Tuesday, August 30, 2011

Reading to Children for Better School Performance

Many parents today start planning for their children’s college education funds when those children are still in diapers. Yet, there’s another investment parents should consider that could have a significant impact on their children’s entire educational experience . . . even when they’re still in diapers – READING.

Research has shown that reading to your child at a young age is not only beneficial to your child but to you as a parent as well. One of the first and most immediate benefits is spending some quality time with your child every day. An academic benefit is that reading with your child helps them to be better prepared when they enter a formal school environment. Reading together 20 minutes a day can make a difference in your child’s language, grammar and reading skills as they get older.

Reading certain types of books will also help children build their cognitive skills. For example, folktale and fables help children learn to make predictions and gain decision-making skills. Fantasy books are great for generating questions for discussion such as “what if” or “wouldn’t it be fun if.” Books about families help children learn to relate their reading with personal experiences of their own.
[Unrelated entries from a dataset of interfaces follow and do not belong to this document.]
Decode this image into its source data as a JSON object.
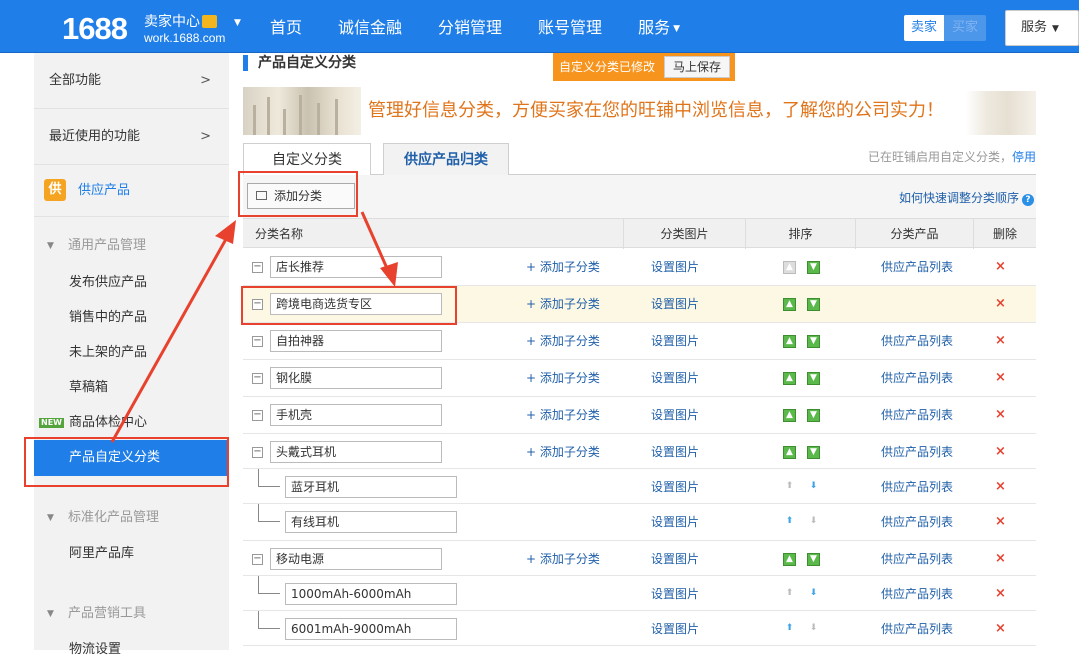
{
  "header": {
    "logo": "1688",
    "seller_center": "卖家中心",
    "site_url": "work.1688.com",
    "nav": [
      "首页",
      "诚信金融",
      "分销管理",
      "账号管理",
      "服务"
    ],
    "switch_seller": "卖家",
    "switch_buyer": "买家",
    "service_btn": "服务"
  },
  "sidebar": {
    "all_functions": "全部功能",
    "recent_functions": "最近使用的功能",
    "supply_products": "供应产品",
    "supply_icon_char": "供",
    "group_general": "通用产品管理",
    "general_items": [
      "发布供应产品",
      "销售中的产品",
      "未上架的产品",
      "草稿箱",
      "商品体检中心",
      "产品自定义分类"
    ],
    "new_badge": "NEW",
    "group_standard": "标准化产品管理",
    "standard_items": [
      "阿里产品库"
    ],
    "group_marketing": "产品营销工具",
    "marketing_items": [
      "物流设置"
    ]
  },
  "main": {
    "title": "产品自定义分类",
    "notice_text": "自定义分类已修改",
    "save_now": "马上保存",
    "banner_text": "管理好信息分类，方便买家在您的旺铺中浏览信息，了解您的公司实力！",
    "tab_custom": "自定义分类",
    "tab_supply": "供应产品归类",
    "enabled_text": "已在旺铺启用自定义分类，",
    "disable_link": "停用",
    "add_category": "添加分类",
    "help_text": "如何快速调整分类顺序",
    "columns": [
      "分类名称",
      "分类图片",
      "排序",
      "分类产品",
      "删除"
    ],
    "add_sub": "+ 添加子分类",
    "set_image": "设置图片",
    "product_list": "供应产品列表",
    "delete_mark": "×",
    "rows": [
      {
        "name": "店长推荐",
        "level": 1,
        "has_products": true,
        "highlight": false
      },
      {
        "name": "跨境电商选货专区",
        "level": 1,
        "has_products": false,
        "highlight": true
      },
      {
        "name": "自拍神器",
        "level": 1,
        "has_products": true,
        "highlight": false
      },
      {
        "name": "钢化膜",
        "level": 1,
        "has_products": true,
        "highlight": false
      },
      {
        "name": "手机壳",
        "level": 1,
        "has_products": true,
        "highlight": false
      },
      {
        "name": "头戴式耳机",
        "level": 1,
        "has_products": true,
        "highlight": false
      },
      {
        "name": "蓝牙耳机",
        "level": 2,
        "has_products": true,
        "highlight": false
      },
      {
        "name": "有线耳机",
        "level": 2,
        "has_products": true,
        "highlight": false
      },
      {
        "name": "移动电源",
        "level": 1,
        "has_products": true,
        "highlight": false
      },
      {
        "name": "1000mAh-6000mAh",
        "level": 2,
        "has_products": true,
        "highlight": false
      },
      {
        "name": "6001mAh-9000mAh",
        "level": 2,
        "has_products": true,
        "highlight": false
      }
    ]
  },
  "colors": {
    "brand_blue": "#1f7ee8",
    "annotation_red": "#e8412e",
    "notice_orange": "#f7941d"
  }
}
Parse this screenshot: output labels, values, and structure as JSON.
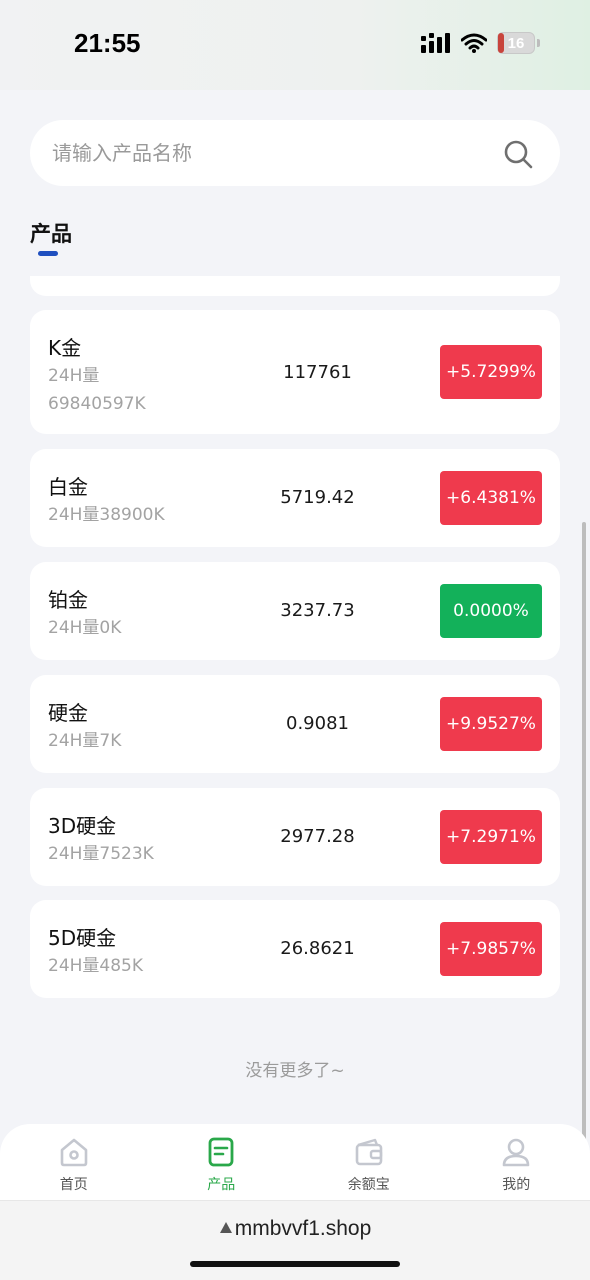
{
  "status": {
    "time": "21:55",
    "battery": "16",
    "battery_level": 0.16
  },
  "search": {
    "placeholder": "请输入产品名称"
  },
  "section": {
    "title": "产品"
  },
  "products": [
    {
      "name": "K金",
      "volume": "24H量\n69840597K",
      "price": "117761",
      "change": "+5.7299%",
      "trend": "up"
    },
    {
      "name": "白金",
      "volume": "24H量38900K",
      "price": "5719.42",
      "change": "+6.4381%",
      "trend": "up"
    },
    {
      "name": "铂金",
      "volume": "24H量0K",
      "price": "3237.73",
      "change": "0.0000%",
      "trend": "flat"
    },
    {
      "name": "硬金",
      "volume": "24H量7K",
      "price": "0.9081",
      "change": "+9.9527%",
      "trend": "up"
    },
    {
      "name": "3D硬金",
      "volume": "24H量7523K",
      "price": "2977.28",
      "change": "+7.2971%",
      "trend": "up"
    },
    {
      "name": "5D硬金",
      "volume": "24H量485K",
      "price": "26.8621",
      "change": "+7.9857%",
      "trend": "up"
    }
  ],
  "list_footer": "没有更多了~",
  "tabs": [
    {
      "label": "首页",
      "icon": "home-icon"
    },
    {
      "label": "产品",
      "icon": "document-icon",
      "active": true
    },
    {
      "label": "余额宝",
      "icon": "wallet-icon"
    },
    {
      "label": "我的",
      "icon": "profile-icon"
    }
  ],
  "browser": {
    "url": "mmbvvf1.shop"
  },
  "colors": {
    "up": "#ef3a4d",
    "flat": "#13b15a",
    "active_tab": "#2aa84a",
    "accent": "#1f4fbf"
  }
}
Here are a few tips to help you and your child form an enjoyable and educational reading relationship. First, set a specific time each day that you read together. Second, try to choose a variety of books on different subjects, but be sure to keep your child’s likes and dislikes in mind. Boys usually like books about real things – trucks, animals, etc. while girls tend to like fantasy books. Also, use expression or different voices when reading dialogue to make the story interesting.
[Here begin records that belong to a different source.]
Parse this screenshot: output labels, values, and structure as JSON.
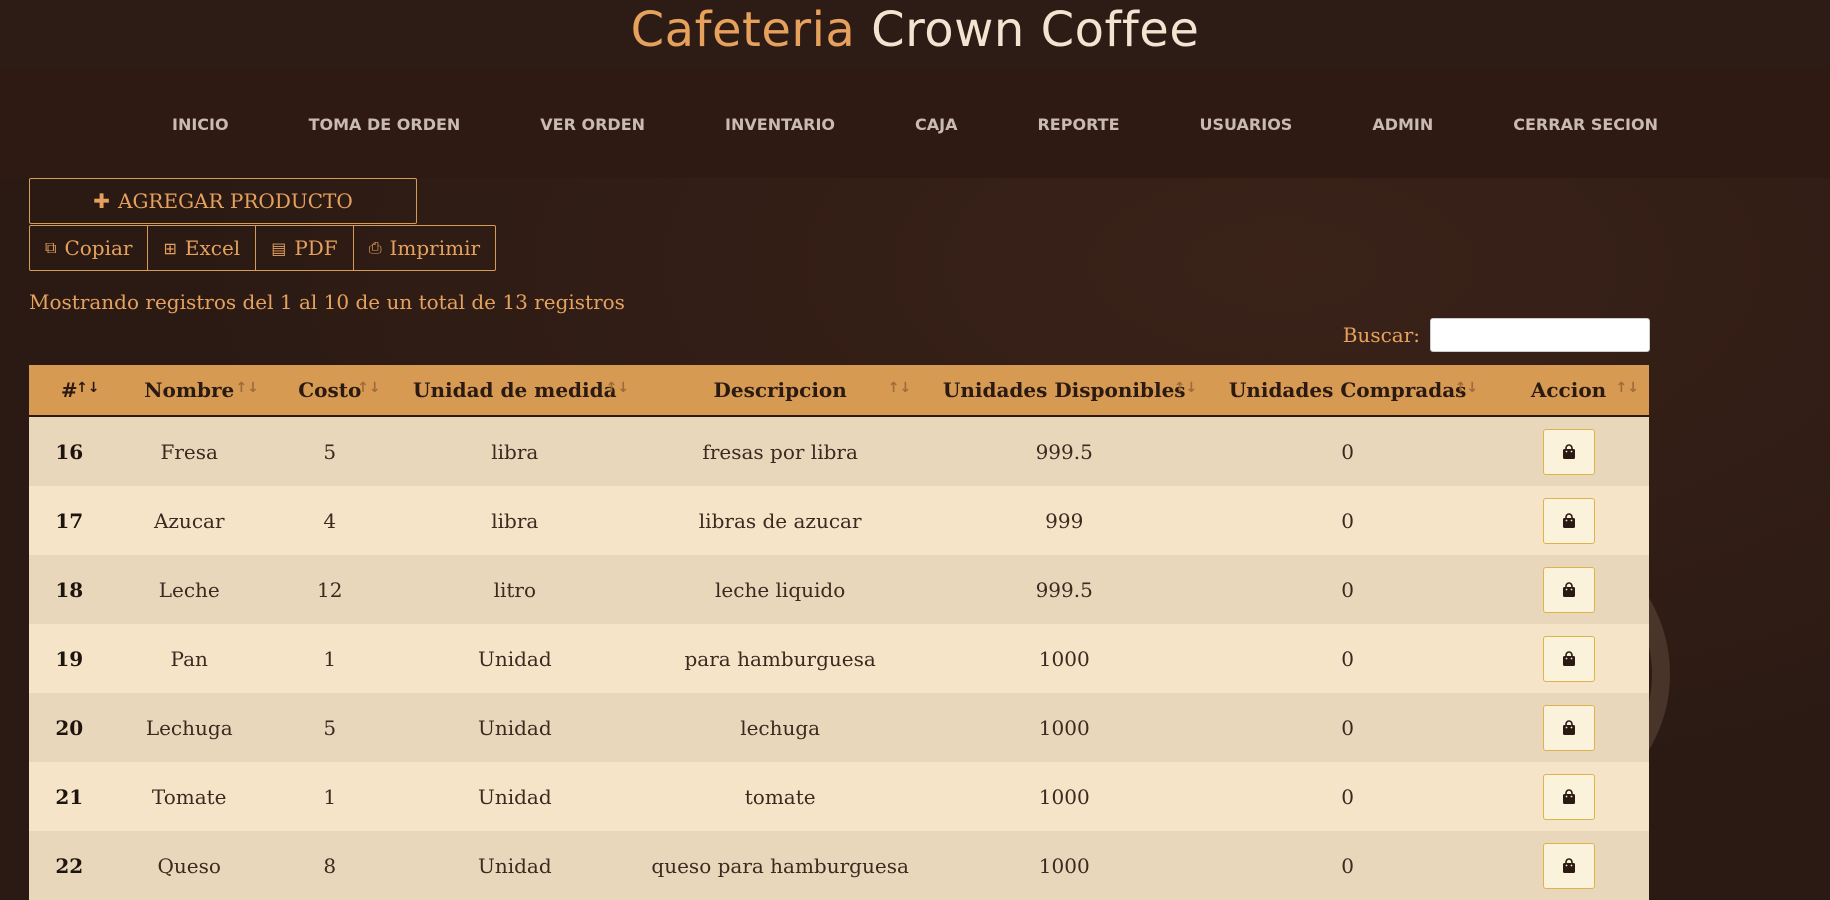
{
  "brand": {
    "accent": "Cafeteria",
    "rest": " Crown Coffee"
  },
  "nav": [
    "INICIO",
    "TOMA DE ORDEN",
    "VER ORDEN",
    "INVENTARIO",
    "CAJA",
    "REPORTE",
    "USUARIOS",
    "ADMIN",
    "CERRAR SECION"
  ],
  "toolbar": {
    "add_label": "AGREGAR PRODUCTO",
    "copy_label": "Copiar",
    "excel_label": "Excel",
    "pdf_label": "PDF",
    "print_label": "Imprimir"
  },
  "info": "Mostrando registros del 1 al 10 de un total de 13 registros",
  "search": {
    "label": "Buscar:",
    "value": ""
  },
  "table": {
    "headers": [
      "#",
      "Nombre",
      "Costo",
      "Unidad de medida",
      "Descripcion",
      "Unidades Disponibles",
      "Unidades Compradas",
      "Accion"
    ],
    "rows": [
      {
        "id": "16",
        "nombre": "Fresa",
        "costo": "5",
        "unidad": "libra",
        "desc": "fresas por libra",
        "disp": "999.5",
        "comp": "0"
      },
      {
        "id": "17",
        "nombre": "Azucar",
        "costo": "4",
        "unidad": "libra",
        "desc": "libras de azucar",
        "disp": "999",
        "comp": "0"
      },
      {
        "id": "18",
        "nombre": "Leche",
        "costo": "12",
        "unidad": "litro",
        "desc": "leche liquido",
        "disp": "999.5",
        "comp": "0"
      },
      {
        "id": "19",
        "nombre": "Pan",
        "costo": "1",
        "unidad": "Unidad",
        "desc": "para hamburguesa",
        "disp": "1000",
        "comp": "0"
      },
      {
        "id": "20",
        "nombre": "Lechuga",
        "costo": "5",
        "unidad": "Unidad",
        "desc": "lechuga",
        "disp": "1000",
        "comp": "0"
      },
      {
        "id": "21",
        "nombre": "Tomate",
        "costo": "1",
        "unidad": "Unidad",
        "desc": "tomate",
        "disp": "1000",
        "comp": "0"
      },
      {
        "id": "22",
        "nombre": "Queso",
        "costo": "8",
        "unidad": "Unidad",
        "desc": "queso para hamburguesa",
        "disp": "1000",
        "comp": "0"
      }
    ]
  },
  "colors": {
    "accent": "#e6a25d",
    "header_bg": "#d69a53",
    "bg": "#2b1a14"
  }
}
Cuddle up with your children tonight and read a book!

No comments:

Post a Comment

Note: Only a member of this blog may post a comment.